INFORMATION>

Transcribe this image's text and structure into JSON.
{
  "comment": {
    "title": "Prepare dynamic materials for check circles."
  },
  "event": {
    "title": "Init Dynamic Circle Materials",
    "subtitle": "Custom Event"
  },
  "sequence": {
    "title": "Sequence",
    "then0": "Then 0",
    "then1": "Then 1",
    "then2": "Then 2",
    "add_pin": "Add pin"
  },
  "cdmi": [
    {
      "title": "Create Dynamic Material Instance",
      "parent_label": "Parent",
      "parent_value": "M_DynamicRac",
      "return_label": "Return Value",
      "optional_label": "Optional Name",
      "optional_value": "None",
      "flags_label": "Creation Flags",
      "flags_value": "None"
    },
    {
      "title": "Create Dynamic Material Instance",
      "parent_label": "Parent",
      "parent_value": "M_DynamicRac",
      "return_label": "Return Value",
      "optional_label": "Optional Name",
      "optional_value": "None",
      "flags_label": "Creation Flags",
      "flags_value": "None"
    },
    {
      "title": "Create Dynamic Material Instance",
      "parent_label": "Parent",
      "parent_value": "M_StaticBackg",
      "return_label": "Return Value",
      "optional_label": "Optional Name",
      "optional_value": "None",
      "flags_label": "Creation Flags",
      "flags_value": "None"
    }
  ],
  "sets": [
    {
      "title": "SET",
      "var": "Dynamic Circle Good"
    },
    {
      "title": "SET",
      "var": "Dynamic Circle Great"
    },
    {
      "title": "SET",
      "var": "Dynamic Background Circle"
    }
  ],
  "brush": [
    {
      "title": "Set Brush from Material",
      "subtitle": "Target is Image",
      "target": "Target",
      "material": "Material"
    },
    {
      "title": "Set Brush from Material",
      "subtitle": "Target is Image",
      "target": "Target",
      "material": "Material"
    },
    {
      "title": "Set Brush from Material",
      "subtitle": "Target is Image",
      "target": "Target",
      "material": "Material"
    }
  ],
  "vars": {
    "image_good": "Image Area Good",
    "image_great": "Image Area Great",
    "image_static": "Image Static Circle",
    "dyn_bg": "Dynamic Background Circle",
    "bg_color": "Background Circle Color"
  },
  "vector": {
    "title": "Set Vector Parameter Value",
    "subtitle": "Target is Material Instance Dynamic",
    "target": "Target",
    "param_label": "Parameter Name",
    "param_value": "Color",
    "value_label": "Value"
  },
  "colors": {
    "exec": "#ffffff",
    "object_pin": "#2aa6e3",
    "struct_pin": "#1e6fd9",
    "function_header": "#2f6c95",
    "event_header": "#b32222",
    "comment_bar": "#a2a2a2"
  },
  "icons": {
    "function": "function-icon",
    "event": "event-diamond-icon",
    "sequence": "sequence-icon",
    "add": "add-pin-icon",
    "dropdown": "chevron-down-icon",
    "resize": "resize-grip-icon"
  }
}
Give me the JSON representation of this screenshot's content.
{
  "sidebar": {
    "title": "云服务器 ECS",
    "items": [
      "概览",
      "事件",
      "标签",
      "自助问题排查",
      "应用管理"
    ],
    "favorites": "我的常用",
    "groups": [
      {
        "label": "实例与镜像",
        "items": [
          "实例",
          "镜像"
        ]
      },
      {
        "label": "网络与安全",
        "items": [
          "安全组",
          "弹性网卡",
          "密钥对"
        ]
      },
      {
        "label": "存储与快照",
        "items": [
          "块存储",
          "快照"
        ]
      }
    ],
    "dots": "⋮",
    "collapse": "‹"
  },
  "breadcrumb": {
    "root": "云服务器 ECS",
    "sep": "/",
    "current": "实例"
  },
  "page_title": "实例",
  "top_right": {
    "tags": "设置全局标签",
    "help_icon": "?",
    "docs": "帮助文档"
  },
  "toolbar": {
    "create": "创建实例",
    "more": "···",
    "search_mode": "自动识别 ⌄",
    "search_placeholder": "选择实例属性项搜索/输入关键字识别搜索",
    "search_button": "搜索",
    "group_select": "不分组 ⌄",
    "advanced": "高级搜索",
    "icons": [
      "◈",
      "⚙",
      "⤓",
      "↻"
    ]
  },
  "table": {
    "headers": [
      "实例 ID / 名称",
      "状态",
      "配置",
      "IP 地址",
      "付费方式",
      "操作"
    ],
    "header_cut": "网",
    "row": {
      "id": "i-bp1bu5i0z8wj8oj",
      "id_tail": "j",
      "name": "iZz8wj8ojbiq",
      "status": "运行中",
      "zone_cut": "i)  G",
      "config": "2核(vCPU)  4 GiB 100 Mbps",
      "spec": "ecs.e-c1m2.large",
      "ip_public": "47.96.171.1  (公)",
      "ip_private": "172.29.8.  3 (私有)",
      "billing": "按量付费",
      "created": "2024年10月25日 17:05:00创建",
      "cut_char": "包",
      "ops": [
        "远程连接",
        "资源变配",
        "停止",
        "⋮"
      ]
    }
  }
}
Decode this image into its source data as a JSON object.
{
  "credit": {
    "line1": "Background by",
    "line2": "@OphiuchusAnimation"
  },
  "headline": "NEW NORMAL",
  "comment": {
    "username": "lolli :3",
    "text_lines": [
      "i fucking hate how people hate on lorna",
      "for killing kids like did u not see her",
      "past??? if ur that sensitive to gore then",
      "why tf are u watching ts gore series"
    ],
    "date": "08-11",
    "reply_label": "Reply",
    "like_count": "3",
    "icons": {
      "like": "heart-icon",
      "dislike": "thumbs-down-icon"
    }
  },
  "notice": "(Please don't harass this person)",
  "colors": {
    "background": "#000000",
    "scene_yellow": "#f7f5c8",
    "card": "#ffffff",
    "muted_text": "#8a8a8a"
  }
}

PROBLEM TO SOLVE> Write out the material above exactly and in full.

TASK ANSWER>
Transcribe this image's text and structure into JSON.
{
  "comment": {
    "title": "Prepare dynamic materials for check circles."
  },
  "event": {
    "title": "Init Dynamic Circle Materials",
    "subtitle": "Custom Event"
  },
  "sequence": {
    "title": "Sequence",
    "then0": "Then 0",
    "then1": "Then 1",
    "then2": "Then 2",
    "add_pin": "Add pin"
  },
  "cdmi": [
    {
      "title": "Create Dynamic Material Instance",
      "parent_label": "Parent",
      "parent_value": "M_DynamicRac",
      "return_label": "Return Value",
      "optional_label": "Optional Name",
      "optional_value": "None",
      "flags_label": "Creation Flags",
      "flags_value": "None"
    },
    {
      "title": "Create Dynamic Material Instance",
      "parent_label": "Parent",
      "parent_value": "M_DynamicRac",
      "return_label": "Return Value",
      "optional_label": "Optional Name",
      "optional_value": "None",
      "flags_label": "Creation Flags",
      "flags_value": "None"
    },
    {
      "title": "Create Dynamic Material Instance",
      "parent_label": "Parent",
      "parent_value": "M_StaticBackg",
      "return_label": "Return Value",
      "optional_label": "Optional Name",
      "optional_value": "None",
      "flags_label": "Creation Flags",
      "flags_value": "None"
    }
  ],
  "sets": [
    {
      "title": "SET",
      "var": "Dynamic Circle Good"
    },
    {
      "title": "SET",
      "var": "Dynamic Circle Great"
    },
    {
      "title": "SET",
      "var": "Dynamic Background Circle"
    }
  ],
  "brush": [
    {
      "title": "Set Brush from Material",
      "subtitle": "Target is Image",
      "target": "Target",
      "material": "Material"
    },
    {
      "title": "Set Brush from Material",
      "subtitle": "Target is Image",
      "target": "Target",
      "material": "Material"
    },
    {
      "title": "Set Brush from Material",
      "subtitle": "Target is Image",
      "target": "Target",
      "material": "Material"
    }
  ],
  "vars": {
    "image_good": "Image Area Good",
    "image_great": "Image Area Great",
    "image_static": "Image Static Circle",
    "dyn_bg": "Dynamic Background Circle",
    "bg_color": "Background Circle Color"
  },
  "vector": {
    "title": "Set Vector Parameter Value",
    "subtitle": "Target is Material Instance Dynamic",
    "target": "Target",
    "param_label": "Parameter Name",
    "param_value": "Color",
    "value_label": "Value"
  },
  "colors": {
    "exec": "#ffffff",
    "object_pin": "#2aa6e3",
    "struct_pin": "#1e6fd9",
    "function_header": "#2f6c95",
    "event_header": "#b32222",
    "comment_bar": "#a2a2a2"
  },
  "icons": {
    "function": "function-icon",
    "event": "event-diamond-icon",
    "sequence": "sequence-icon",
    "add": "add-pin-icon",
    "dropdown": "chevron-down-icon",
    "resize": "resize-grip-icon"
  }
}
Give me the JSON representation of this screenshot's content.
{
  "sidebar": {
    "title": "云服务器 ECS",
    "items": [
      "概览",
      "事件",
      "标签",
      "自助问题排查",
      "应用管理"
    ],
    "favorites": "我的常用",
    "groups": [
      {
        "label": "实例与镜像",
        "items": [
          "实例",
          "镜像"
        ]
      },
      {
        "label": "网络与安全",
        "items": [
          "安全组",
          "弹性网卡",
          "密钥对"
        ]
      },
      {
        "label": "存储与快照",
        "items": [
          "块存储",
          "快照"
        ]
      }
    ],
    "dots": "⋮",
    "collapse": "‹"
  },
  "breadcrumb": {
    "root": "云服务器 ECS",
    "sep": "/",
    "current": "实例"
  },
  "page_title": "实例",
  "top_right": {
    "tags": "设置全局标签",
    "help_icon": "?",
    "docs": "帮助文档"
  },
  "toolbar": {
    "create": "创建实例",
    "more": "···",
    "search_mode": "自动识别 ⌄",
    "search_placeholder": "选择实例属性项搜索/输入关键字识别搜索",
    "search_button": "搜索",
    "group_select": "不分组 ⌄",
    "advanced": "高级搜索",
    "icons": [
      "◈",
      "⚙",
      "⤓",
      "↻"
    ]
  },
  "table": {
    "headers": [
      "实例 ID / 名称",
      "状态",
      "配置",
      "IP 地址",
      "付费方式",
      "操作"
    ],
    "header_cut": "网",
    "row": {
      "id": "i-bp1bu5i0z8wj8oj",
      "id_tail": "j",
      "name": "iZz8wj8ojbiq",
      "status": "运行中",
      "zone_cut": "i)  G",
      "config": "2核(vCPU)  4 GiB 100 Mbps",
      "spec": "ecs.e-c1m2.large",
      "ip_public": "47.96.171.1  (公)",
      "ip_private": "172.29.8.  3 (私有)",
      "billing": "按量付费",
      "created": "2024年10月25日 17:05:00创建",
      "cut_char": "包",
      "ops": [
        "远程连接",
        "资源变配",
        "停止",
        "⋮"
      ]
    }
  }
}
Decode this image into its source data as a JSON object.
{
  "credit": {
    "line1": "Background by",
    "line2": "@OphiuchusAnimation"
  },
  "headline": "NEW NORMAL",
  "comment": {
    "username": "lolli :3",
    "text_lines": [
      "i fucking hate how people hate on lorna",
      "for killing kids like did u not see her",
      "past??? if ur that sensitive to gore then",
      "why tf are u watching ts gore series"
    ],
    "date": "08-11",
    "reply_label": "Reply",
    "like_count": "3",
    "icons": {
      "like": "heart-icon",
      "dislike": "thumbs-down-icon"
    }
  },
  "notice": "(Please don't harass this person)",
  "colors": {
    "background": "#000000",
    "scene_yellow": "#f7f5c8",
    "card": "#ffffff",
    "muted_text": "#8a8a8a"
  }
}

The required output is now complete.